Once again I traced off the front bodice and hit a problem – the bust point was not indicated on the pattern. So I had to find my own bust point – you do this by laying the pattern piece across your body, mark the peak of the bust as a big dot. Then cut out the side dart and move it down so it is pointing at the dot. (I had to move the dart down about 2 inches)

I made a quick toile and found that I could just increase the side seam by 1inch, and move the bottom seam by an 1inch – it would give me that extra room.

10-Ruby Dress Simple Sew Pattern from Love Sewing Magazine-005I also checked the measurement across the back – being narrow shouldered I needed to take another 1/2 inch out of the v at the back. I also skimmed an inch from the shoulder seam so it would finish at my shoulder.

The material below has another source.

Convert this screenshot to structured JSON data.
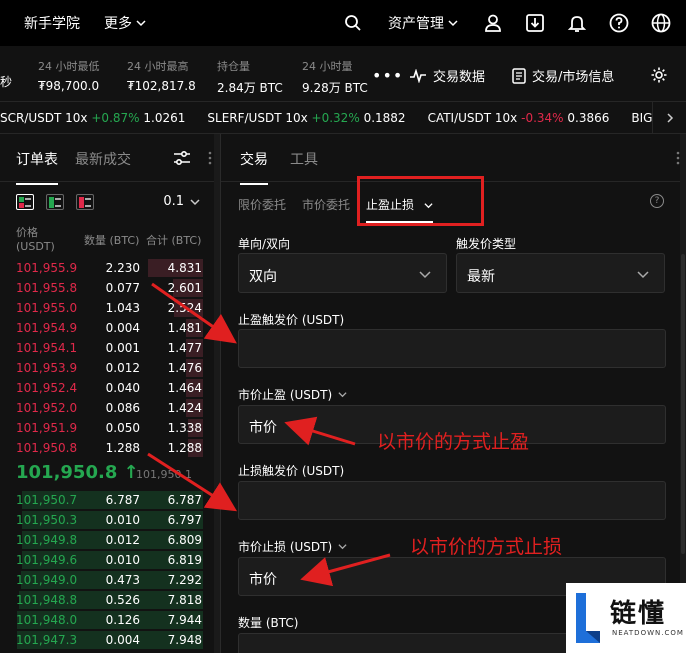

Because of my large bust, I had to pinch out about a 1/2 inch dart at the neckline. I also altered the neckline so that it would sit just on my collarbone using a french curve to round it off.

Even though I am inserting a side zip, I did not need to add any further seam allowances as there would be sufficient room to insert the zip along the side seam.

I drafted new pattern pieces with these changes – these could be used to make more dresses without the need to go over the fitting again.

Lengthen the skirt length

I added approximately 3 inches to the bottom of the skirt, so that it would sit just below the knee instead of just above.

I added a cap sleeve – in keeping with the fifties style.

02-Ruby Dress Simple Sew Pattern from Love Sewing Magazine-001

 

My Fabric choice

I had two lovely pieces of curtain fabric to work with from a local curtain shop. The spring linen was a remnant of 3 metres for £5. The silky satin lining was a pale green 5 metres £7 which was an absolute bargain.

I wanted to line this dress and the weight of the satin would help the garment flow easily as well as protecting me from the sharpness of the zip. In essence it means you make two dresses, but it feels luxurious to wear.

06-Ruby Dress Simple Sew Pattern from Love Sewing Magazine-017

I believe the finishing of a dress makes a huge difference between the high street – it is what makes dressmaking so wonderful. Most clothing is so cheap that the design details are the way they reduce costs. I aim to sew garments that I could never afford to buy, not just for the customised fit but the small details you get with high end, great pattern matching, bra clips, lining attachments – details you will find in couture houses.

I made the lining dress first so that I was able to check the measurements again – before I worked on my outer fabric.

 

 

The challenging areas on this pattern are the neckline and the deep v at the back.

15-Ruby Dress Simple Sew Pattern from Love Sewing Magazine-012

In order to give more stability – after stitching the lining and bodice pieces together I ran some hemming web between the two layers and ironed in place. This created a beautiful crisp finish to the edge and also stabilised the v at the back.


05-Ruby Dress Simple Sew Pattern from Love Sewing Magazine-013

Its a great idea to attach the lining to the zip flap – I used my normal zip foot as it allows you to sew close to the zip edge.

18-Ruby Dress Simple Sew Pattern from Love Sewing Magazine-016

I loved the pattern of this pretty spring fabric, but the darts at the front of the dress made it look a bit odd, so I appliquéd a couple of flowers over the seam so that it looked better.

14-Ruby Dress Simple Sew Pattern from Love Sewing Magazine-011

I increased the skirt a little to add fullness and my ruffler foot made the regular pleats a doddle.

On reflection, I think I might make the next one more of a circle skirt without pleating.

16-Ruby Dress Simple Sew Pattern from Love Sewing Magazine-014

 

This pattern was very easy to work with – although I did not follow the making up instructions as I was confident enough to make it myself. However, if you are new to sewing it might be worth either keeping the magazine with the pattern or just the pages where they give you instructions on how to make up, then the two won’t get lost!

I use the resealable freezer bags to store my patterns, its easy to see what they look like but there is also room for my adapted patterns too. (I can never get the pattern back into the envelope).